▸ **Exercise**
Return, from the material below, each line in which "checkin" occurs.
-- Opening Marker --
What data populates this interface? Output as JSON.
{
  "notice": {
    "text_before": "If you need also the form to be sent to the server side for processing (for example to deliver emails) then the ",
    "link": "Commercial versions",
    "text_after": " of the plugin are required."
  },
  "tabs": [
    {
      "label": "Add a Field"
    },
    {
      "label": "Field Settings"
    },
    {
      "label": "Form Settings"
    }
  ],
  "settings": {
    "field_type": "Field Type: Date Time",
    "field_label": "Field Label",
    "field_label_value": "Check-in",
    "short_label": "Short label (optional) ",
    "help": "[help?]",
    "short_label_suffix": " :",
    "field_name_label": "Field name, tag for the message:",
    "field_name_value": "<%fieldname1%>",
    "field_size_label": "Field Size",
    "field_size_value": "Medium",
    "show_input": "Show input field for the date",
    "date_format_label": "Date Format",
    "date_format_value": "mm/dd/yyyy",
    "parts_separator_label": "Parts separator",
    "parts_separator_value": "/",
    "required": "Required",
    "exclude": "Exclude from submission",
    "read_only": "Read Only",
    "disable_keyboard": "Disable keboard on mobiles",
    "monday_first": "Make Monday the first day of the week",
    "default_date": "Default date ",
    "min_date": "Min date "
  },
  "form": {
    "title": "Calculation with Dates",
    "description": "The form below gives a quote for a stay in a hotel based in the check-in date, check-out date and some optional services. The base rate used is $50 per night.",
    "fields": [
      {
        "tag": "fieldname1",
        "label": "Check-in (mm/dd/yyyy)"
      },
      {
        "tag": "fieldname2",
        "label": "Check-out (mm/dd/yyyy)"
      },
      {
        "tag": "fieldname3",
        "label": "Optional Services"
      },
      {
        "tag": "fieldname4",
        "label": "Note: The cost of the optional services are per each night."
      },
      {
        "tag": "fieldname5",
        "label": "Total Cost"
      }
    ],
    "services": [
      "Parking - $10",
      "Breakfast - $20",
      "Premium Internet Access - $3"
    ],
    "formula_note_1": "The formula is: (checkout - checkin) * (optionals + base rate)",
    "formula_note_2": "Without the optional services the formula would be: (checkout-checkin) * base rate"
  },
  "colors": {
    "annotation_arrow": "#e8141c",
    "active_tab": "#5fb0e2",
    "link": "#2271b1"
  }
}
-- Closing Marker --
▸ **Output for this task**
    "formula_note_1": "The formula is: (checkout - checkin) * (optionals + base rate)",
    "formula_note_2": "Without the optional services the formula would be: (checkout-checkin) * base rate"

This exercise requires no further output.